Extract all lines from the data beneath that include the word "items".

» **Dataset rows for apps and sites**
★ ★ ★ ★ ★

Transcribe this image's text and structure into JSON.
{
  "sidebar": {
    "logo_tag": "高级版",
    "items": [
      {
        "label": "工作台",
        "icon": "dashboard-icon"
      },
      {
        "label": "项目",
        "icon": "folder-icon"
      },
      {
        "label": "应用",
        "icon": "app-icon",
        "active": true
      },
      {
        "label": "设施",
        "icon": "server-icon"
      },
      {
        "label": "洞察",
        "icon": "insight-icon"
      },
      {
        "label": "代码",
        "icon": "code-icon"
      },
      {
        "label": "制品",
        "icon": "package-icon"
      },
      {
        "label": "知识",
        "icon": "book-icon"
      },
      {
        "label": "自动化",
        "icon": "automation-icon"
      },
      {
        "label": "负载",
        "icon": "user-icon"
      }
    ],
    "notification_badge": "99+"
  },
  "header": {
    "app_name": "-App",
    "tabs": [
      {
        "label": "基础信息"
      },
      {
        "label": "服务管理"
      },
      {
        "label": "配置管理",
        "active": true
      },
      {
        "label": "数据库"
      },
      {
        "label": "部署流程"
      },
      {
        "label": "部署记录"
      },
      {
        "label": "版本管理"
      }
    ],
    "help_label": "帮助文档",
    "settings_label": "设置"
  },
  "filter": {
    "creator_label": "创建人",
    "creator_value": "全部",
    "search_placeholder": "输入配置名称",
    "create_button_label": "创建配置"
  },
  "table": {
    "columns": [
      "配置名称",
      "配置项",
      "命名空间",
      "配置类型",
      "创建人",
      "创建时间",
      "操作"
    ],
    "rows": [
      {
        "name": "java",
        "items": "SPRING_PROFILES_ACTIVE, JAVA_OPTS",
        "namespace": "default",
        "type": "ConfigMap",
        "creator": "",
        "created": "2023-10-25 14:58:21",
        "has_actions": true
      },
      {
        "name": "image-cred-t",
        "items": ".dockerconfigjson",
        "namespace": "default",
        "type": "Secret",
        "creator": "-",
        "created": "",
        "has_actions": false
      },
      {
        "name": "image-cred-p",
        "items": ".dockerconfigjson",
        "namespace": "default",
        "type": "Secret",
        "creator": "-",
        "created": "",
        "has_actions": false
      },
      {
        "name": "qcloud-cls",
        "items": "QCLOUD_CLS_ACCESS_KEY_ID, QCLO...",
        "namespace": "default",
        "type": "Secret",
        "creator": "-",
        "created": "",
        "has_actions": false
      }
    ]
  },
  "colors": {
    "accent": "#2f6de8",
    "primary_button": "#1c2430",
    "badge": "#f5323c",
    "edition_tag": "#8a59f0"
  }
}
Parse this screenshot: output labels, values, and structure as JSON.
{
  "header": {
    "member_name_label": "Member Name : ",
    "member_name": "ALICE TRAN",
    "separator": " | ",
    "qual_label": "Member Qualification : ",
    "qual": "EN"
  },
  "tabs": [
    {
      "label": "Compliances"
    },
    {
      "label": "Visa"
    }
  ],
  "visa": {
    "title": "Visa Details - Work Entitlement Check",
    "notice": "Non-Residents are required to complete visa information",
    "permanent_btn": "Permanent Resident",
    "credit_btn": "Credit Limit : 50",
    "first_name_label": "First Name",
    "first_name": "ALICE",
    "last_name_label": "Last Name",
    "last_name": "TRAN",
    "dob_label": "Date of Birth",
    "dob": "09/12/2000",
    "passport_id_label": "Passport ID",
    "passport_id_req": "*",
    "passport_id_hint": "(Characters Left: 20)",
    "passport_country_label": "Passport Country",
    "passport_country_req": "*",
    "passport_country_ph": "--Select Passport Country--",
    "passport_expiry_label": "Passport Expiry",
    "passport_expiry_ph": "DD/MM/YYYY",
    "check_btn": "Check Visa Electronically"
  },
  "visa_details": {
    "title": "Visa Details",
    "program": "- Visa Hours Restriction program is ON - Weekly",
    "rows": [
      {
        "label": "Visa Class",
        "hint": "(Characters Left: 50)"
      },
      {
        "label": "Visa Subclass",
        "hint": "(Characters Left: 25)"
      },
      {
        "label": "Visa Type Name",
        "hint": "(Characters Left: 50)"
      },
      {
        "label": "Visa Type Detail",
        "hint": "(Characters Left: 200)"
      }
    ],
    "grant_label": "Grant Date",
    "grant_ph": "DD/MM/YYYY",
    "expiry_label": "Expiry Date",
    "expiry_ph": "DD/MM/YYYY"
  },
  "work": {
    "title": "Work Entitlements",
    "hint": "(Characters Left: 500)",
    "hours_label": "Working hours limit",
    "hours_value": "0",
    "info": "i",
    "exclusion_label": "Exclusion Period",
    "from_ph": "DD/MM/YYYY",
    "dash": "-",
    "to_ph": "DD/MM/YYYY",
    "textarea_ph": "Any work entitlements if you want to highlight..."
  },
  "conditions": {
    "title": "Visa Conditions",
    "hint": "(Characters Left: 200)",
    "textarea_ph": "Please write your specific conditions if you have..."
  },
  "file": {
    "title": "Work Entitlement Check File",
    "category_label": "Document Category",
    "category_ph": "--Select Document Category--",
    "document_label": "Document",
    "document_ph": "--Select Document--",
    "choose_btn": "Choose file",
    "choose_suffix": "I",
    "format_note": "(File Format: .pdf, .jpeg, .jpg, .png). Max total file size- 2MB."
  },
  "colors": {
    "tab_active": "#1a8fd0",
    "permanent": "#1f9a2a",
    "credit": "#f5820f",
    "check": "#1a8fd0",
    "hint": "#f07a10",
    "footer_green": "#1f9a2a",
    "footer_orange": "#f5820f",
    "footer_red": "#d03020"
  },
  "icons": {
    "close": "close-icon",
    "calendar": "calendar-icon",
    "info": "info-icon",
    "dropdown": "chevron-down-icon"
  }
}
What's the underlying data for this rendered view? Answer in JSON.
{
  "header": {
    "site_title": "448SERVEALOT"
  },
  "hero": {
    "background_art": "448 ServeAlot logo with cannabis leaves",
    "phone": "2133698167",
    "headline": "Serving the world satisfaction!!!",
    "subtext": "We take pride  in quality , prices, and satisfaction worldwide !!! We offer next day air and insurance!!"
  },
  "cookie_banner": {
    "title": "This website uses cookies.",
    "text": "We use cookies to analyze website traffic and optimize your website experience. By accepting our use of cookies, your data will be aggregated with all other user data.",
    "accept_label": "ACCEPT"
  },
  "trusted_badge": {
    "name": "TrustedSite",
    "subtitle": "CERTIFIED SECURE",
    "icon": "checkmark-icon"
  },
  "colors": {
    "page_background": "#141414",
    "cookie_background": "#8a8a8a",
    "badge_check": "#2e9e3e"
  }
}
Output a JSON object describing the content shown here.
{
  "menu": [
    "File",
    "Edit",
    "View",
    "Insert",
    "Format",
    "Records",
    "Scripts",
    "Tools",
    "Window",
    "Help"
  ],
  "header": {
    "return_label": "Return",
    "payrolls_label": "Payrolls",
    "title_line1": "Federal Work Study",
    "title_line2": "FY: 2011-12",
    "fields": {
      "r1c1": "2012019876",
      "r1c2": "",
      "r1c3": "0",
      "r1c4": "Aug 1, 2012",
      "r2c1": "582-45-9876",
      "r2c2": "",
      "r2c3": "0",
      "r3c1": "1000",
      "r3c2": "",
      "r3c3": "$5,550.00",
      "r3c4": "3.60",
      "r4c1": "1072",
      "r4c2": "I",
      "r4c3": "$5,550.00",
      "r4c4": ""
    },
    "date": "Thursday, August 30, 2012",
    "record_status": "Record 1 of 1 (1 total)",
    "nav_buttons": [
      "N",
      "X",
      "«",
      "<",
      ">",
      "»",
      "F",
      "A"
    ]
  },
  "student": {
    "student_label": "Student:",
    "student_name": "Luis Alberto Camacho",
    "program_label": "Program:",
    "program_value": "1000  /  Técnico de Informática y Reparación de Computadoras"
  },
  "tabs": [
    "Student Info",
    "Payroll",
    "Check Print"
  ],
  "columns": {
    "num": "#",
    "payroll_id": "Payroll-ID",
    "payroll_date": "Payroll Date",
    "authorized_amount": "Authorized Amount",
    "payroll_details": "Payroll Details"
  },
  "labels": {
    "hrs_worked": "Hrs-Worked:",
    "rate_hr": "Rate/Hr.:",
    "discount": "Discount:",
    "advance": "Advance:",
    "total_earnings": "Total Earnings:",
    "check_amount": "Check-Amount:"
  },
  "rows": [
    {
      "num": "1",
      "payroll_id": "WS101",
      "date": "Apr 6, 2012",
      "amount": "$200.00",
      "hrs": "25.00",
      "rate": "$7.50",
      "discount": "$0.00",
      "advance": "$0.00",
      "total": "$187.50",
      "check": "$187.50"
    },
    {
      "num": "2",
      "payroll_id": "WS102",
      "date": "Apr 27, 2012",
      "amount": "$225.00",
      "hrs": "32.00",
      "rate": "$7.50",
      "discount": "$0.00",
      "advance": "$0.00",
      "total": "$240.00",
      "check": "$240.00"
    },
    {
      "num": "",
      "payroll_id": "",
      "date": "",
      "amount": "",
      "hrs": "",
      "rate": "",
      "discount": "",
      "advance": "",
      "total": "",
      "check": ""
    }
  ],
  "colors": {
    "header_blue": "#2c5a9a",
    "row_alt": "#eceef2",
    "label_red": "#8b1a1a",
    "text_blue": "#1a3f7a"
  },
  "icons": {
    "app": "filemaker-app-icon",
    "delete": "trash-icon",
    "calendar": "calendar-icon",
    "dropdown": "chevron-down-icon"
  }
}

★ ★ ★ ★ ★

» **Answer for this exercise**
    "items": [
        "items": "SPRING_PROFILES_ACTIVE, JAVA_OPTS",
        "items": ".dockerconfigjson",
        "items": ".dockerconfigjson",
        "items": "QCLOUD_CLS_ACCESS_KEY_ID, QCLO...",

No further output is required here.